At the time, the theft grabbed headlines both because of the value of the paintings targeted but also because of its brazenness–it was a daylight operation that used the threat of gun violence to overcome any high-tech security measures in place at the museum. CSO talked about the tehft at the time, here, with art security expert Steven Keller, who used to direct security at the Art Institute of Chicago. Keller worried about the trend of using the threat of violence against civilians as a counterpoint to ever more sophisticated art security technology. Ironically, right before the theft, CSO had published a graphical feature on high-tech art security, here,  in which we asked Keller to show us how he’d secure a priceless painting if money were no object.

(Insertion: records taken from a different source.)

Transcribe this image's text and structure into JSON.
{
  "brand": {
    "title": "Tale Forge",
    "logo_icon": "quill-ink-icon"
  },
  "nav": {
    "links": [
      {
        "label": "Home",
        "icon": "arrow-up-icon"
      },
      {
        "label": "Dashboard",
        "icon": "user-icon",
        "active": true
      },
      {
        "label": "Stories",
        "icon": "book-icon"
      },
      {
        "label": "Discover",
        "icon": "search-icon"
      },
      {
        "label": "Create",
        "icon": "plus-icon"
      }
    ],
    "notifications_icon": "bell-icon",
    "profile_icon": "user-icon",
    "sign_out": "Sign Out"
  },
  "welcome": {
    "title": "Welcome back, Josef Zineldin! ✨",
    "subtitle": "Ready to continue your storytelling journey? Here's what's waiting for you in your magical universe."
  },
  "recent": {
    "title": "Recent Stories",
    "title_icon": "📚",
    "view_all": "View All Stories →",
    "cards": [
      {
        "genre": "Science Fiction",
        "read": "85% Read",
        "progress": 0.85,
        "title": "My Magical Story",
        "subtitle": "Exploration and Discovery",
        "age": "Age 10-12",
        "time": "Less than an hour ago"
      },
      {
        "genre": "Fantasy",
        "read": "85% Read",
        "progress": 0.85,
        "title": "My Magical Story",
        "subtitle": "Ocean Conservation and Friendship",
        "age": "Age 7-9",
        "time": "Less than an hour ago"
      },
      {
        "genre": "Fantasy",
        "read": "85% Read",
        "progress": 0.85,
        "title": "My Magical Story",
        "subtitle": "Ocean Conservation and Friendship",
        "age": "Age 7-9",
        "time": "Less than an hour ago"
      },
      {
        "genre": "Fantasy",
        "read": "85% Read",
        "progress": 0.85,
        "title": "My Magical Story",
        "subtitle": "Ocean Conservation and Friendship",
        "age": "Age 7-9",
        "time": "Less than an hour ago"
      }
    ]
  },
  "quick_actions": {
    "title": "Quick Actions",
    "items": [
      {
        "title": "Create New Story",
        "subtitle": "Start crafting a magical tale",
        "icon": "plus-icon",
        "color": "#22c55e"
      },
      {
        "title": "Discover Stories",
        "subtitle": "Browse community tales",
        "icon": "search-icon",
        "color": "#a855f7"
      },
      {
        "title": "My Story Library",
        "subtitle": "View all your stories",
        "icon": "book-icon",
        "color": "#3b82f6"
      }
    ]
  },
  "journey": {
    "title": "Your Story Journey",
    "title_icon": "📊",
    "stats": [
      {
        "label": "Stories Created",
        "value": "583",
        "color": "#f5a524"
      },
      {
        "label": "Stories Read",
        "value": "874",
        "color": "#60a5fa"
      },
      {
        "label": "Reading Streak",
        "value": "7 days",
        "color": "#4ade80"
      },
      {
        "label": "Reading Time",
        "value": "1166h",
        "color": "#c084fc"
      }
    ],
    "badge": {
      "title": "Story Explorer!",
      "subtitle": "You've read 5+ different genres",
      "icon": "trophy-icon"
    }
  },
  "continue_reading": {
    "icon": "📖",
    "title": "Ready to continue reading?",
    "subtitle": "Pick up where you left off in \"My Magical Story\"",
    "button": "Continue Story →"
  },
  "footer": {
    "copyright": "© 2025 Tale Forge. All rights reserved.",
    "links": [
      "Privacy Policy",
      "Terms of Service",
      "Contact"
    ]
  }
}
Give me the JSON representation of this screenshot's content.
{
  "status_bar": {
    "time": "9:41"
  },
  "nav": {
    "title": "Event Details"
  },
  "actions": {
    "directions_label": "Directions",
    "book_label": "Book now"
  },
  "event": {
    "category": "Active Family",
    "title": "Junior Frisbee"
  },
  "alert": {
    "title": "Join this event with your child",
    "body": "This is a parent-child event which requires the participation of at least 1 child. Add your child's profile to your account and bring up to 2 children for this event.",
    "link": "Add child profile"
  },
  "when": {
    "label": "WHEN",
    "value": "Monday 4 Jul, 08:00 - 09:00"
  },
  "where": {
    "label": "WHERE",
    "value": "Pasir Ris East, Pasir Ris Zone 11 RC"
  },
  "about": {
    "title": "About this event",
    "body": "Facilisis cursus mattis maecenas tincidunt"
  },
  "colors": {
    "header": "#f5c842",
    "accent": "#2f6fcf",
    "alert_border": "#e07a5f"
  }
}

Art security might seem awfully nichey, but in fact, many security experts admire art security experts for their ability to secure highly valuable artifacts while making them available to the public at the same time. Security leaders in other fields try to copy the security techniques used in the world of fine art, from cataloging to transport. When asked about the challenge of transporting deadly biologics from source manufacturing facility to research labs on campus, Boston University Medical Center security director Kevin Tuohey said without hesitation, “We look at what the art guys do. They’re the best when it comes to transport.”

According to the museum security newtork  citing insurer Argos, about $10 billion worth of art is stolen every year. As recently as three days ago, a shipment of Croatian Naive Art, en route to St. Petersburg, FL, from Croatia was reported missing and is now presumed stolen.

-Scott Berinato